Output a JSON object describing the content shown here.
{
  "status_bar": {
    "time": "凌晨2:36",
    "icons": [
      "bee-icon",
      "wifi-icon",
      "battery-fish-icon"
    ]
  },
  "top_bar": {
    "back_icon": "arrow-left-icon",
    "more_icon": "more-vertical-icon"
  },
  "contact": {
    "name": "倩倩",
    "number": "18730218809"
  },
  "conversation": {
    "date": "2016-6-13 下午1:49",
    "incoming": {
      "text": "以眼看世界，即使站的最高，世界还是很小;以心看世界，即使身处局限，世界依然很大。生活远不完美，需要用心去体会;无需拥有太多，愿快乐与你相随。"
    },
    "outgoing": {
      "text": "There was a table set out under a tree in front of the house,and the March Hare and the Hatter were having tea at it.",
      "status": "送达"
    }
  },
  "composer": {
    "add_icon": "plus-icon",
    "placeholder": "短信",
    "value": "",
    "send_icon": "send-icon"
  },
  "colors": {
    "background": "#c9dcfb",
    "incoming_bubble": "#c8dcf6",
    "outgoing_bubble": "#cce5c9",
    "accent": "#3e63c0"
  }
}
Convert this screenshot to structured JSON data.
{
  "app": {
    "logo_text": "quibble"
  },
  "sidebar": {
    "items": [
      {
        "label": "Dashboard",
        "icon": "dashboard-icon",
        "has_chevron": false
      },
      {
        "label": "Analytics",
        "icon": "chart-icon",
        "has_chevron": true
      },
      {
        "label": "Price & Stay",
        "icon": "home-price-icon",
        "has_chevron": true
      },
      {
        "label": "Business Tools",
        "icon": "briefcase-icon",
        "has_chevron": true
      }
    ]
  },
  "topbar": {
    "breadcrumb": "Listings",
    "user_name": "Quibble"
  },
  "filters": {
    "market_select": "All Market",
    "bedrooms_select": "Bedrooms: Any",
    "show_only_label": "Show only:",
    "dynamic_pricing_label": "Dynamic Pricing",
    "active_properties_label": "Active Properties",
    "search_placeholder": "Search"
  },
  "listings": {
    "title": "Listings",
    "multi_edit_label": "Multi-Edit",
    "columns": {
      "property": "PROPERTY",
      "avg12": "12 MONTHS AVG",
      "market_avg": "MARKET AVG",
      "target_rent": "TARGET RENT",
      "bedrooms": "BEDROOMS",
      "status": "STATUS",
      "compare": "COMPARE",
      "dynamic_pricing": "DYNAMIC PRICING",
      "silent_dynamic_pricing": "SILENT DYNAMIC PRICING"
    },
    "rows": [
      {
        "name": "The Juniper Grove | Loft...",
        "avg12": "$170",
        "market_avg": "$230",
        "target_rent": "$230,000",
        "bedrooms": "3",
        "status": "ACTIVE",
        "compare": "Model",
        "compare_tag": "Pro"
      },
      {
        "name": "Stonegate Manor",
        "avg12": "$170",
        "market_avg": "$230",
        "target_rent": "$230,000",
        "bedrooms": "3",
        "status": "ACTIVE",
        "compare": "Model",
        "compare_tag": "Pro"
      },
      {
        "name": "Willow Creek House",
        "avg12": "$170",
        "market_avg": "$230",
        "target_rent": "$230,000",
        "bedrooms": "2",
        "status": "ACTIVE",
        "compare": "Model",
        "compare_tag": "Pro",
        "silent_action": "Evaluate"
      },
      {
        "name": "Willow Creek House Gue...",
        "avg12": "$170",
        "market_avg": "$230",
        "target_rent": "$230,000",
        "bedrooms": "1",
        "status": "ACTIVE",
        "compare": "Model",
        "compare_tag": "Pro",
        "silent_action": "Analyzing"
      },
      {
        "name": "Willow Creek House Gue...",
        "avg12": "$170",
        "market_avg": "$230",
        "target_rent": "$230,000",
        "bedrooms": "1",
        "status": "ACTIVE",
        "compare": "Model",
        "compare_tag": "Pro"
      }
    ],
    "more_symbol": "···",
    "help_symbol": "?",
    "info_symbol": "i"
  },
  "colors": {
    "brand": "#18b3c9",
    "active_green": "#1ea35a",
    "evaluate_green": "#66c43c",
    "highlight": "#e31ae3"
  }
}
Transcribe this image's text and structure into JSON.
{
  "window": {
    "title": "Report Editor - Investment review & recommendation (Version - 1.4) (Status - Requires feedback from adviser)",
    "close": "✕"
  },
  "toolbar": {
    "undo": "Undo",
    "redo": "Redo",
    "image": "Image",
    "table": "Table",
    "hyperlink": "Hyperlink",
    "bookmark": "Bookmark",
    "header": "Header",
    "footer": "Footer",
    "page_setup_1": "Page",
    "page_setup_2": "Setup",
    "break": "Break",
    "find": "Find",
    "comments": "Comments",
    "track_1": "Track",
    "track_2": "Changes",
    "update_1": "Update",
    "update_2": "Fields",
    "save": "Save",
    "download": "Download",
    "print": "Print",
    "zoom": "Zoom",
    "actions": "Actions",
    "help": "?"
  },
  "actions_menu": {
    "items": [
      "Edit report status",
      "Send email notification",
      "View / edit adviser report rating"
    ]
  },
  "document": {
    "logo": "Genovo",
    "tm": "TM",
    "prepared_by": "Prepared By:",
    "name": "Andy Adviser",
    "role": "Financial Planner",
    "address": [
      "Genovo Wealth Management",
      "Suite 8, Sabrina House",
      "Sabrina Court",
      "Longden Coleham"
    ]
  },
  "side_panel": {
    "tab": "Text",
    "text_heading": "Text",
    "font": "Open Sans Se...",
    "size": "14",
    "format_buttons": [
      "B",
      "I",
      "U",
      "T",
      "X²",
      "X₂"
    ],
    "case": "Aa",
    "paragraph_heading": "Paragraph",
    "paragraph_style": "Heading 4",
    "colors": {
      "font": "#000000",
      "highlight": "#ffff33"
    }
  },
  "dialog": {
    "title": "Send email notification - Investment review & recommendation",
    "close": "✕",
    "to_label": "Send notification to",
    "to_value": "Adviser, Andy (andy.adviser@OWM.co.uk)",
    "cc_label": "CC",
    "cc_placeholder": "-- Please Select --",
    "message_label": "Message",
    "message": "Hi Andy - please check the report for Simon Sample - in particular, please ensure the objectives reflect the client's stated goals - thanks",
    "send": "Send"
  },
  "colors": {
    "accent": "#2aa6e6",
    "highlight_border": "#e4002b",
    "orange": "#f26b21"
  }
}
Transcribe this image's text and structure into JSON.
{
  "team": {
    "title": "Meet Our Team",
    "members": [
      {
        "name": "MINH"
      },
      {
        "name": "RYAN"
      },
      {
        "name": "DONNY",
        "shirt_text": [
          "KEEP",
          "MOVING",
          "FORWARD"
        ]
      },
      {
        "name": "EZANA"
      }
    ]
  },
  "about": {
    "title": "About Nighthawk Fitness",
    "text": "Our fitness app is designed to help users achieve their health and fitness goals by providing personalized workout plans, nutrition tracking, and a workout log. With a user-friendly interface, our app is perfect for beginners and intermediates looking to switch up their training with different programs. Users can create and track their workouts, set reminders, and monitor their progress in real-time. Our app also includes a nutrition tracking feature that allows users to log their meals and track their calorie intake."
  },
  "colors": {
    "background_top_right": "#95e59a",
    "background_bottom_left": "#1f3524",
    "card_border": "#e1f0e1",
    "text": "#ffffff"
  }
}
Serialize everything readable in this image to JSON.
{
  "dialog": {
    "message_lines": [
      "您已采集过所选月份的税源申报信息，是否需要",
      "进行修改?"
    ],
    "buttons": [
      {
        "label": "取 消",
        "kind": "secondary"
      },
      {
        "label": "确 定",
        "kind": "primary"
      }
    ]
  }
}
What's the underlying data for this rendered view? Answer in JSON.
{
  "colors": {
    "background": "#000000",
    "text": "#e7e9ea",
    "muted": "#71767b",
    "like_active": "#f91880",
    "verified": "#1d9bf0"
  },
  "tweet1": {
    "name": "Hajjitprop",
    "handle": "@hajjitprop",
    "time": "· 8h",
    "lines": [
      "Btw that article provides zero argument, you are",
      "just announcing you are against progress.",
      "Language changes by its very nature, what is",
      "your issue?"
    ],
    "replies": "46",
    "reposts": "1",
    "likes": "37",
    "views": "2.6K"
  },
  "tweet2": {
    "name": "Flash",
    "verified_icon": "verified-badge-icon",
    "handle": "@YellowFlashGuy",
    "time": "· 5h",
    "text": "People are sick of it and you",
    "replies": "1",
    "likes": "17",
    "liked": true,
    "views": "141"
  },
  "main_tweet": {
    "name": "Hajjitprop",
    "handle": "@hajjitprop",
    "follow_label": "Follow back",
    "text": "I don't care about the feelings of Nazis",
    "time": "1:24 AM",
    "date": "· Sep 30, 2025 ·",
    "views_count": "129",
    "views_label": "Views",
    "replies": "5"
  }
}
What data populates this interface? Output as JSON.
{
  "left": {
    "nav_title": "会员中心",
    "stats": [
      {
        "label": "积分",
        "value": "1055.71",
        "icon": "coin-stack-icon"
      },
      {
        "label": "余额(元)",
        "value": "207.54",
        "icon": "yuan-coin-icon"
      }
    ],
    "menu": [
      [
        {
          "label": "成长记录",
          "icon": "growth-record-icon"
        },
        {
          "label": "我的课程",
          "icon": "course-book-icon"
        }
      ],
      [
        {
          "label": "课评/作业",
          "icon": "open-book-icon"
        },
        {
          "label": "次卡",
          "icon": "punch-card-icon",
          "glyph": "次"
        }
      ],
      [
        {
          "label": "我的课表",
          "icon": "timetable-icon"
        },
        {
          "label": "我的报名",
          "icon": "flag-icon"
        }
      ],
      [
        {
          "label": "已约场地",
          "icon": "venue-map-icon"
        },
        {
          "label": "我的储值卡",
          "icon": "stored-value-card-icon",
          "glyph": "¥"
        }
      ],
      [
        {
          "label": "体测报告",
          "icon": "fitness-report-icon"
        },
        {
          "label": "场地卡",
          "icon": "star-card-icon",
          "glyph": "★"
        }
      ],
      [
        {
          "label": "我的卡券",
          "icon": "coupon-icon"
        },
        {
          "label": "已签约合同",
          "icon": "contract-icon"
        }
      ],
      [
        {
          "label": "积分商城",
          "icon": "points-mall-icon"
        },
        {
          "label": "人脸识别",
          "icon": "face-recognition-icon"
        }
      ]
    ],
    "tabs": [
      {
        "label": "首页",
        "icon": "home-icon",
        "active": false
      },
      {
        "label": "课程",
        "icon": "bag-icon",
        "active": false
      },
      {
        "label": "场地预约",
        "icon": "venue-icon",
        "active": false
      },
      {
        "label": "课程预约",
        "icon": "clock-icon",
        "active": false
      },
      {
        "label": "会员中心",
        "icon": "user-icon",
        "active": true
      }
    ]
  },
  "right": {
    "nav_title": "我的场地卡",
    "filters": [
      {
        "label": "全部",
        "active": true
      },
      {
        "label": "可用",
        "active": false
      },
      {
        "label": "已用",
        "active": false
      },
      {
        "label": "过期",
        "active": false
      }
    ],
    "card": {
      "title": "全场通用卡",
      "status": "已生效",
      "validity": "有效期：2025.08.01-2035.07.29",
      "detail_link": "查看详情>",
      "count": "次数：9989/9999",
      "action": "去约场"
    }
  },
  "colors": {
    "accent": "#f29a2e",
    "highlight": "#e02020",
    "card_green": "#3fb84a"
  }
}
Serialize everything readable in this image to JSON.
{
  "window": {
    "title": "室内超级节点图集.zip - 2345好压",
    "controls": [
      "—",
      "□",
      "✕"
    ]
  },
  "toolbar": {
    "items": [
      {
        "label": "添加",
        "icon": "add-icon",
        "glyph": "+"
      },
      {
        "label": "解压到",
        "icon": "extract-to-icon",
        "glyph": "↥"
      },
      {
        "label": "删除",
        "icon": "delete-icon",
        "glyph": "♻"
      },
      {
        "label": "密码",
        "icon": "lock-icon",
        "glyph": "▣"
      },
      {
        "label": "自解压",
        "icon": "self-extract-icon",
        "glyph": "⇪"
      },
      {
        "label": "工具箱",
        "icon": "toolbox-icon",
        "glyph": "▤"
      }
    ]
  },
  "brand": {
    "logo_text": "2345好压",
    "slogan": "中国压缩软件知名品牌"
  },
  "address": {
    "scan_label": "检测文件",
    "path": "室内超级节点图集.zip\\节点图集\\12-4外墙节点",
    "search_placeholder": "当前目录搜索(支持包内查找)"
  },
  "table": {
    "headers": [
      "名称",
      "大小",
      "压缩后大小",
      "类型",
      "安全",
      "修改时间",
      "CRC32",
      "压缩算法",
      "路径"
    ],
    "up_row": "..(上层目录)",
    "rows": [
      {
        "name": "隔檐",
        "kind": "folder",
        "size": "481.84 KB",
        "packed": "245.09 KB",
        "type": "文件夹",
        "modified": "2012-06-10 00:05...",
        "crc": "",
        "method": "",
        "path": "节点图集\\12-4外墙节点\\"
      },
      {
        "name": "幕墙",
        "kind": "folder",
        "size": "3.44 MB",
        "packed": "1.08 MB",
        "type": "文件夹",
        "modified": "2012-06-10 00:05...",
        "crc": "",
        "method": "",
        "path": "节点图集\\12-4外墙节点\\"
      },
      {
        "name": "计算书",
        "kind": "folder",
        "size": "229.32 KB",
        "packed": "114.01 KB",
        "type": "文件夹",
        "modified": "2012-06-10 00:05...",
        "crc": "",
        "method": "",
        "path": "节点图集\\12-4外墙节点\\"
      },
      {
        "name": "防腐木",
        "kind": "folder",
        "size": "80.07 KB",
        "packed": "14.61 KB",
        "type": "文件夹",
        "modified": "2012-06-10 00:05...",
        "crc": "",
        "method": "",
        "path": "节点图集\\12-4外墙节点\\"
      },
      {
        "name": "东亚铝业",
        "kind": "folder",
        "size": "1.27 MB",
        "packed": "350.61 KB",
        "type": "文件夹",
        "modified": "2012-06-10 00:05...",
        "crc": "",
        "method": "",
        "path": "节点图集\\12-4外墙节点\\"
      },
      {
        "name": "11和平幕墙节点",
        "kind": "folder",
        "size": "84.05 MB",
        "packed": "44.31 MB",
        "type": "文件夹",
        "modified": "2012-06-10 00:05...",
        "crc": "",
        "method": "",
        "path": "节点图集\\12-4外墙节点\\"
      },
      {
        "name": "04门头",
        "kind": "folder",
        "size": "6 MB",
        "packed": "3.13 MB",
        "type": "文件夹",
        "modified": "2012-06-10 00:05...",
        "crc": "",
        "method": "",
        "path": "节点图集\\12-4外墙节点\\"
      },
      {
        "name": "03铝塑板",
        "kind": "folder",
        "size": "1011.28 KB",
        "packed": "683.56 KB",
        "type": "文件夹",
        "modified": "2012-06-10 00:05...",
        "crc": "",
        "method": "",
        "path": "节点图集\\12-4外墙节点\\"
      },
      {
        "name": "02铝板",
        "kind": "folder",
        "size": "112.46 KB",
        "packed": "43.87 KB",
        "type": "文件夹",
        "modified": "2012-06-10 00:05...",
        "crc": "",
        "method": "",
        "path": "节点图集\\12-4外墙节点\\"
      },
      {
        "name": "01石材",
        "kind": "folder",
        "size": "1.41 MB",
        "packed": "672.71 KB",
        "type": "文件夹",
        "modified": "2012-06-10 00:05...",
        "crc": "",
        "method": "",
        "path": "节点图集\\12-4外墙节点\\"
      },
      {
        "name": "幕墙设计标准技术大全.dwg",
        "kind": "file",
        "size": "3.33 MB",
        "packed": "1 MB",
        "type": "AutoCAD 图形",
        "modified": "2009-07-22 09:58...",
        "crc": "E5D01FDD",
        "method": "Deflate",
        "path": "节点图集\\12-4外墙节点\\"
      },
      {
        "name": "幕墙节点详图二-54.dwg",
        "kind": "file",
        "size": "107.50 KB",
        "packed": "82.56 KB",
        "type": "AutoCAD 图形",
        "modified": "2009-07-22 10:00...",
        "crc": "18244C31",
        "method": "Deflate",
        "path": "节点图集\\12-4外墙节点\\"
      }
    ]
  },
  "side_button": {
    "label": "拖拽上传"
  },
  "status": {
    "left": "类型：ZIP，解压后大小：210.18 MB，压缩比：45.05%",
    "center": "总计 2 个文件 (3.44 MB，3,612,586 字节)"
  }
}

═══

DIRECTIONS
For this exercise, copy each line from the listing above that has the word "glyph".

TASK RESPONSE
          "glyph": "次"
          "glyph": "¥"
          "glyph": "★"
        "glyph": "+"
        "glyph": "↥"
        "glyph": "♻"
        "glyph": "▣"
        "glyph": "⇪"
        "glyph": "▤"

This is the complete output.